Jaime Wyatt | Back To The Country

THE EDITED PRESS RELEASE:Jaime Wyatt reconnects with her roots with her latest track Back To The Country. The song is a retrospective look at her wild life and the impact of a journey around Nashville. “Back To The Country is dedicated to the memory of a fan who became a friend and lost their battle with cancer,” Wyatt says. “They came on a trip to Nashville and I took them around to honky-tonks and out to the country in Goodlettsville to feed mini-ponies. It was one of the funnest times I’ve ever had, honestly. My friend passed away a couple months later and it made me start valuing my life and my time here on Earth.”

Millie Milner & The Deadnames | Lie

THE EDITED PRESS RELEASE: “Beginning as a solo project and growing into a band, Manchester’s Millie Milner & The Deadnames were forged with a stronger mission at the heart: To be the queer representation that the band’s members struggled to find in their own teenage years. Performing under the alias of their own members’ deadnames as an act of striking back they are, if anything, truly authentic to themselves. Exploring themes of youth, friendship, love and validity through their music, the group offer audiences a choice to step into their lives through the music they make or relate it back to their own lives. Whichever choice is made with Millie Milner & The Deadnames, you become not only a fan, but a member of the family that they have created for themselves.”

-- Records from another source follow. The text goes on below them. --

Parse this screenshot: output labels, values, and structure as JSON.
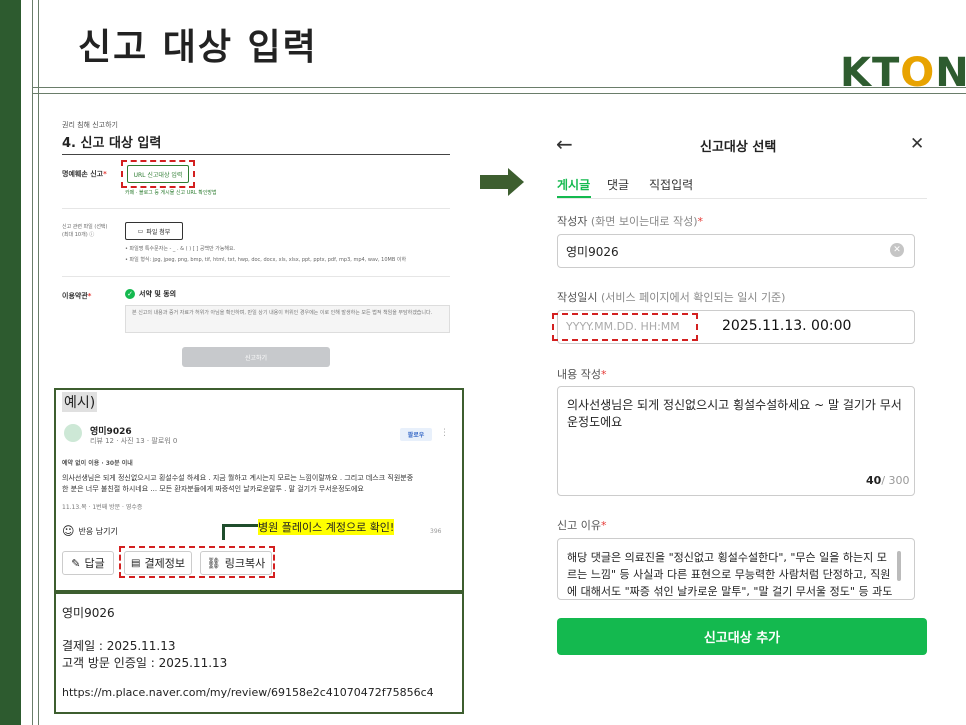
{
  "slide": {
    "title": "신고 대상 입력",
    "logo_left": "KT",
    "logo_dot": "O",
    "logo_right": "N"
  },
  "form": {
    "breadcrumb": "권리 침해 신고하기",
    "section_title": "4. 신고 대상 입력",
    "defamation_label": "명예훼손 신고",
    "url_button": "URL 신고대상 입력",
    "url_help": "카페 · 블로그 등 게시물 신고 URL 확인방법",
    "file_label": "신고 관련 파일 (선택)",
    "file_sub": "(최대 10개) ⓘ",
    "file_button": "파일 첨부",
    "file_note1": "• 파일명 특수문자는 - _ . & ( ) [ ] 공백만 가능해요.",
    "file_note2": "• 파일 형식: jpg, jpeg, png, bmp, tif, html, txt, hwp, doc, docx, xls, xlsx, ppt, pptx, pdf, mp3, mp4, wav, 10MB 이하",
    "terms_label": "이용약관",
    "agree_label": "서약 및 동의",
    "agree_text": "본 신고의 내용과 증거 자료가 허위가 아님을 확인하며, 만일 상기 내용이 허위인 경우에는 이로 인해 발생하는 모든 법적 책임을 부담하겠습니다.",
    "submit": "신고하기"
  },
  "example": {
    "label": "예시)",
    "user_name": "영미9026",
    "user_meta": "리뷰 12 · 사진 13 · 팔로워 0",
    "follow": "팔로우",
    "wait": "예약 없이 이용 · 30분 이내",
    "review_line1": "의사선생님은 되게 정신없으시고 횡설수설 하세요 . 지금 뭘하고 계시는지 모르는 느낌이랄까요 . 그리고 데스크 직원분중",
    "review_line2": "한 분은 너무 불친절 하시네요 ... 모든 환자분들에게 짜증석인 날카로운말투 . 말 걸기가 무서운정도에요",
    "visit_meta": "11.13.목 · 1번째 방문 · 영수증",
    "reaction": "반응 남기기",
    "count": "396",
    "callout": "병원 플레이스 계정으로 확인!",
    "reply_btn": "답글",
    "payment_btn": "결제정보",
    "link_btn": "링크복사"
  },
  "info": {
    "name": "영미9026",
    "pay_date": "결제일 : 2025.11.13",
    "visit_date": "고객 방문 인증일 : 2025.11.13",
    "url": "https://m.place.naver.com/my/review/69158e2c41070472f75856c4"
  },
  "modal": {
    "back": "←",
    "title": "신고대상 선택",
    "close": "✕",
    "tabs": [
      "게시글",
      "댓글",
      "직접입력"
    ],
    "author_label": "작성자",
    "author_hint": "(화면 보이는대로 작성)",
    "author_value": "영미9026",
    "date_label": "작성일시",
    "date_hint": "(서비스 페이지에서 확인되는 일시 기준)",
    "date_placeholder": "YYYY.MM.DD. HH:MM",
    "date_value": "2025.11.13. 00:00",
    "content_label": "내용 작성",
    "content_value": "의사선생님은 되게 정신없으시고 횡설수설하세요 ~ 말 걸기가 무서운정도에요",
    "char_count": "40",
    "char_max": "/ 300",
    "reason_label": "신고 이유",
    "reason_value": "해당 댓글은 의료진을 \"정신없고 횡설수설한다\", \"무슨 일을 하는지 모르는 느낌\" 등 사실과 다른 표현으로 무능력한 사람처럼 단정하고, 직원에 대해서도 \"짜증 섞인 날카로운 말투\", \"말 걸기 무서울 정도\" 등 과도한 비난을",
    "add_button": "신고대상 추가"
  },
  "colors": {
    "brand_green": "#2d5b2f",
    "accent_green": "#14b94f",
    "dash_red": "#d32020",
    "highlight": "#ffff00"
  }
}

The Helltones | Nothing Compares To You

THE EDITED PRESS RELEASE: “Oakland garage-rockers The Helltones bring a beachy, modern doo-wop vibe to their new album Medusa (out Nov. 17), drawing inspiration from psychedelic surf, soulful Americana & retro rhythm and blues. Its harmonized backing vocals, sun-kissed handclaps, grooving organ and overdriven guitar create a cinematic album about love, addiction, picking fights, making up and navigating adulthood while maintaining your sanity. Primary songwriter Darwin Siegaldoud started playing guitar when he was eight years old in Santa Barbara, but only began treating it as a medium for self expression after high school, when he spent a year living in Israel on a kibbutz on the outskirts of Haifa. “During that kibbutz year,” says Siegaldoud, “I had these two Canadian neighbors who were both rippin’ musicians. One was a fingerstyle guitar player who liked country. He’d always play Johnny Cash and Old Crow Medicine Show songs. The other guy was a producer who had Ableton on his laptop, and he showed me the basics of recording. After work we had all this time with nowhere to go and nothing to do. I just asked them to teach me. Teach me scales. Teach me songs. They did, and after a while it sank in.”